Here they spent grueling days hammering rock into gravel. For months on end, their relatives had no news of them. But it didn’t stop them from putting on their show for fellow prisoners before they were separated and sent to two different camps. Thanks in part to a campaign to free them conducted by British and American actors and comedians, they were released after five and a half years. Par Par Lay, aka “Brother Number One,” also took part in the Saffron Revolution of Buddhist monks in 2007; he was imprisoned but this time only for a month.
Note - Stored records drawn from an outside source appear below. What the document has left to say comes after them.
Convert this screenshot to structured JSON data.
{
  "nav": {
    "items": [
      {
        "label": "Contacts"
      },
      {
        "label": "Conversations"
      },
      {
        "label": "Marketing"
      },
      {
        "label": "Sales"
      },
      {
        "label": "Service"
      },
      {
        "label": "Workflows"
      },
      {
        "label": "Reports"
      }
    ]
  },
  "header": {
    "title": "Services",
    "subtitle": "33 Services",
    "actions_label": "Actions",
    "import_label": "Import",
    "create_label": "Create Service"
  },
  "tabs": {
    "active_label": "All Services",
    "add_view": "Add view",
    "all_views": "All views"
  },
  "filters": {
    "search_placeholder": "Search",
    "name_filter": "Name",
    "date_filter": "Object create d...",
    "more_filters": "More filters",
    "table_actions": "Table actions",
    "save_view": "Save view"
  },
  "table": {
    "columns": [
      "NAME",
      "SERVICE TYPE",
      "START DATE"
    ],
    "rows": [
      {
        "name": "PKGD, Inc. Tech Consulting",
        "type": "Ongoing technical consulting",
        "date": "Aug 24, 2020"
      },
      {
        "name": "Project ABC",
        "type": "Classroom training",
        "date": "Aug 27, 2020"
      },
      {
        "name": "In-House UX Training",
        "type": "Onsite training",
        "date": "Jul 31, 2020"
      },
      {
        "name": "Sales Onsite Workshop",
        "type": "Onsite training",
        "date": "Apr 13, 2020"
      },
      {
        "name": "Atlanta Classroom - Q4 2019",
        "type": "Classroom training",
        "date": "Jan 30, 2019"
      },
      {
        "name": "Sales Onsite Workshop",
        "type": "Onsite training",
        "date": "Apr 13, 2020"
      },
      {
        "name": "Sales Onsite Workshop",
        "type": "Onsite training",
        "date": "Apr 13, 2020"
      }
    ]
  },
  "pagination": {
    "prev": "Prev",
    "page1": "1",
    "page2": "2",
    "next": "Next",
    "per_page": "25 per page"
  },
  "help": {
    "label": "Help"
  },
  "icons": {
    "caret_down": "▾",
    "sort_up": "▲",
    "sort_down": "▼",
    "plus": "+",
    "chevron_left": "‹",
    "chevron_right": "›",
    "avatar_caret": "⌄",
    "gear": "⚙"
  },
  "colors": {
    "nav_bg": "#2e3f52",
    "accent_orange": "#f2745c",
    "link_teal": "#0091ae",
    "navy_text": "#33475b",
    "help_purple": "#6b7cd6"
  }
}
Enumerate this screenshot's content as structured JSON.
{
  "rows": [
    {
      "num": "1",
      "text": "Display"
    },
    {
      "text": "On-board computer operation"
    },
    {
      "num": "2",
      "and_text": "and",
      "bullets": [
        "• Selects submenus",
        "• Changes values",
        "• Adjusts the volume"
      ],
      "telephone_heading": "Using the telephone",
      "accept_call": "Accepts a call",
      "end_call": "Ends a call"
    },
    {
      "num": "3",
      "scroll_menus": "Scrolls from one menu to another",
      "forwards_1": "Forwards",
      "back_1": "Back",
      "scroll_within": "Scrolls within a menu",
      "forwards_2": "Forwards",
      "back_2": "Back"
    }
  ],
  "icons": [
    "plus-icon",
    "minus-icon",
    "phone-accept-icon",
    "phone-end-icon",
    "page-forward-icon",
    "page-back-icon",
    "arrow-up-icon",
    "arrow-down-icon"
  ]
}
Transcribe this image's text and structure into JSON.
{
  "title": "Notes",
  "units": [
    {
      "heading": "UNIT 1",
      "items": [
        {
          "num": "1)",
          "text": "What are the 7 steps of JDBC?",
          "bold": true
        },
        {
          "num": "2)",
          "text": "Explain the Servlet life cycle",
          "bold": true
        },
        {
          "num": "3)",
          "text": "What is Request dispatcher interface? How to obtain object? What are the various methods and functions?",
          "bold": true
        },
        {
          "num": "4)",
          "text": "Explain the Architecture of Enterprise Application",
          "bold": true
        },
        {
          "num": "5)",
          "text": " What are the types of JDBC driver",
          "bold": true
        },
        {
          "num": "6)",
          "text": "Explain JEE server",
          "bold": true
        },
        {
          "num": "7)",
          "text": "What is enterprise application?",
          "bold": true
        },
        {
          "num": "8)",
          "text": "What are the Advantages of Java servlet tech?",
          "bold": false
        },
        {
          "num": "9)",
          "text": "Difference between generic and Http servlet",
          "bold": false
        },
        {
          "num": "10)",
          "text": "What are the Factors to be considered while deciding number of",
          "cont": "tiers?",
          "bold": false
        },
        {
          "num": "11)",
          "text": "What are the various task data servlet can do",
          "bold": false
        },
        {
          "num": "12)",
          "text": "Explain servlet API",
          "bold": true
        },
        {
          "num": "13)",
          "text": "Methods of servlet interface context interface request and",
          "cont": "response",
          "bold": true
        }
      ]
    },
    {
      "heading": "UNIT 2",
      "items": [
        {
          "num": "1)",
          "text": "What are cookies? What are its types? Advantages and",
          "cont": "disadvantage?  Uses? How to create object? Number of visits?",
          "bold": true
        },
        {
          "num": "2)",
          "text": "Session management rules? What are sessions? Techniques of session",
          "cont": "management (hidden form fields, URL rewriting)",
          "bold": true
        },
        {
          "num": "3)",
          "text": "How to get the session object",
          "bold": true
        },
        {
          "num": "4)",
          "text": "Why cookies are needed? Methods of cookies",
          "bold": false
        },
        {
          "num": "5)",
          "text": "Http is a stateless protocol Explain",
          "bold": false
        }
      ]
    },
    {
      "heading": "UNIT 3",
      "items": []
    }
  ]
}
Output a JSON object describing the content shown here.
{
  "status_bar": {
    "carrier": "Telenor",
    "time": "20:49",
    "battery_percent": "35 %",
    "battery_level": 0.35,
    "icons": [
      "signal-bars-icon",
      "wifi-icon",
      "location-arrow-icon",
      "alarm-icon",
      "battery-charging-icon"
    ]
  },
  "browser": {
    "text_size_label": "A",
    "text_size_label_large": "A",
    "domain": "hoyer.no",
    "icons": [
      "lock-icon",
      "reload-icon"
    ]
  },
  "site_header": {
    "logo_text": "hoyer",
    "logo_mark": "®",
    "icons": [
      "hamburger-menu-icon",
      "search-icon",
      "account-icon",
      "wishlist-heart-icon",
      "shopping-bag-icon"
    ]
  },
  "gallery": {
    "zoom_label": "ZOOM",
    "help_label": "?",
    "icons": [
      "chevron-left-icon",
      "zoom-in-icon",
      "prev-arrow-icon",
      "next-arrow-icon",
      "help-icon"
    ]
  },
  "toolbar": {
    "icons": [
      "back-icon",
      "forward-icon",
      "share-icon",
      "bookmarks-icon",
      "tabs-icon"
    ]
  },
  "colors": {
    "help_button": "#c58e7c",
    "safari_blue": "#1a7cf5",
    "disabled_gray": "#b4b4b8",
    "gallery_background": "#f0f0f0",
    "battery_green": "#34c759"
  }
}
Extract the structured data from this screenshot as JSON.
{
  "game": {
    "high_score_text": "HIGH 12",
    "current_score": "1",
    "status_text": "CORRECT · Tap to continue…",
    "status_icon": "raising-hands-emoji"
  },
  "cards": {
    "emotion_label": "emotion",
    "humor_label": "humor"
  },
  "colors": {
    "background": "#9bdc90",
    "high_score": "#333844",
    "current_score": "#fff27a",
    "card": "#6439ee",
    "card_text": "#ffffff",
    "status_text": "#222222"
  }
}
If Lu Maw escaped labor camp it was because he was not at the fateful 1996 performance. With the other two gone, he had to perform alone. He got around the ban on performing by staging the show in his own home. To draw foreigners, he taught himself English and had little placards made that said “KGB” or “Stasi” or “CIA” that he could hold up when referring to the Burmese equivalent so that his audience would understand.
There’s nevertheless quite a bit about the show – the dance routines, Lu Maw’s English -- that escapes foreign audience members. The other two and their wives do not speak on stage. Around 9 P.M. there’s a power outage, apparently routine, so there are battery-run Chinese LED lights on hand to light the stage that Lu Maw’s one-year-old grandson periodically crawls across. These amateurish touches appeal to audiences. They keep coming, mostly out of admiration for the courage and staying power of the men. "There could be a raid at any moment," Lu Maw warns spectators: four Germans, two Britons and a Frenchman. "Then you’d be in for it too, because it’s illegal to be here. But don’t worry: the government likes tourists -- it needs your dollars."
Despite the loosening up of censorship, putting on the show is still a risky business. When the performance is over, Lu Maw explains: "We have a neighborhood watch on the look-out every evening for suspicious-looking people. They warn us of danger so we could make our escape out the back door.” However, there has yet to be any need of this: performing for foreigners offers a kind of protection. Headlines such as "Myanmar: American Tourists Arrested in Cabaret" would be uncomfortable even for the unscrupulous regime.
So the Moustache Brothers make the best of it, and encourage the audience to speak out: "We need you to tell the world what’s going on here,” Lu Maw announces over the defective microphone. He then calls on President Obama and Secretary of State Hillary Clinton to send the CIA to Myanmar. "Do an Arab Spring here! We don’t have oil, but we have plenty of opium and prostitutes!”
But aren’t they facing another danger? The next elections in 2015 could mean a win for Aung San Suu Kyi – and democracy. Wouldn’t their show then lose its purpose? "It will all happen very slowly,” says a now serious Lu Maw. "But whatever way the elections go, we observe and criticize all governments -- democratic ones too."